### EXERCISE BRIEF
Could you give the entries again, exactly as written?

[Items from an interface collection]
○ ○ ○
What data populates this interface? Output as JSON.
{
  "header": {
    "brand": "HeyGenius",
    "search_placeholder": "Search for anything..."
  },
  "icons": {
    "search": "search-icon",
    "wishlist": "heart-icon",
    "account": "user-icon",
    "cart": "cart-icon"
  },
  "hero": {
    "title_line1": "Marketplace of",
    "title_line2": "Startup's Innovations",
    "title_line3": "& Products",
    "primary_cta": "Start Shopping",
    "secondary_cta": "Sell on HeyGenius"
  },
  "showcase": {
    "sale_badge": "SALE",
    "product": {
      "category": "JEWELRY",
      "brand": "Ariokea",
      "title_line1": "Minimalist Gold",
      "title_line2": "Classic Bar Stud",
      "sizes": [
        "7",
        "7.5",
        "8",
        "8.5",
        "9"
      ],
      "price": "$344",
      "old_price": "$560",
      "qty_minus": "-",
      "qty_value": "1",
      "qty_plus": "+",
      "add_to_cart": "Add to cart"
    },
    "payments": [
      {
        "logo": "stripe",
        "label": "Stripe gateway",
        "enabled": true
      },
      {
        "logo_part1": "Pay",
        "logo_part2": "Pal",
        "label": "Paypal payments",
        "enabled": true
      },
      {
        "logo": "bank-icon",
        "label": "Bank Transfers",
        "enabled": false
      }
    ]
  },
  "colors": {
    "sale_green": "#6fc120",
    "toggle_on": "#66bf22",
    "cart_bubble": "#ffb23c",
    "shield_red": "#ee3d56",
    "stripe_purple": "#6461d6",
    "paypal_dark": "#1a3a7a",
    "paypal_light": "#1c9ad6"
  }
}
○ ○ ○
### ANSWER FOR THE TASK
What data populates this interface? Output as JSON.
{
  "header": {
    "brand": "HeyGenius",
    "search_placeholder": "Search for anything..."
  },
  "icons": {
    "search": "search-icon",
    "wishlist": "heart-icon",
    "account": "user-icon",
    "cart": "cart-icon"
  },
  "hero": {
    "title_line1": "Marketplace of",
    "title_line2": "Startup's Innovations",
    "title_line3": "& Products",
    "primary_cta": "Start Shopping",
    "secondary_cta": "Sell on HeyGenius"
  },
  "showcase": {
    "sale_badge": "SALE",
    "product": {
      "category": "JEWELRY",
      "brand": "Ariokea",
      "title_line1": "Minimalist Gold",
      "title_line2": "Classic Bar Stud",
      "sizes": [
        "7",
        "7.5",
        "8",
        "8.5",
        "9"
      ],
      "price": "$344",
      "old_price": "$560",
      "qty_minus": "-",
      "qty_value": "1",
      "qty_plus": "+",
      "add_to_cart": "Add to cart"
    },
    "payments": [
      {
        "logo": "stripe",
        "label": "Stripe gateway",
        "enabled": true
      },
      {
        "logo_part1": "Pay",
        "logo_part2": "Pal",
        "label": "Paypal payments",
        "enabled": true
      },
      {
        "logo": "bank-icon",
        "label": "Bank Transfers",
        "enabled": false
      }
    ]
  },
  "colors": {
    "sale_green": "#6fc120",
    "toggle_on": "#66bf22",
    "cart_bubble": "#ffb23c",
    "shield_red": "#ee3d56",
    "stripe_purple": "#6461d6",
    "paypal_dark": "#1a3a7a",
    "paypal_light": "#1c9ad6"
  }
}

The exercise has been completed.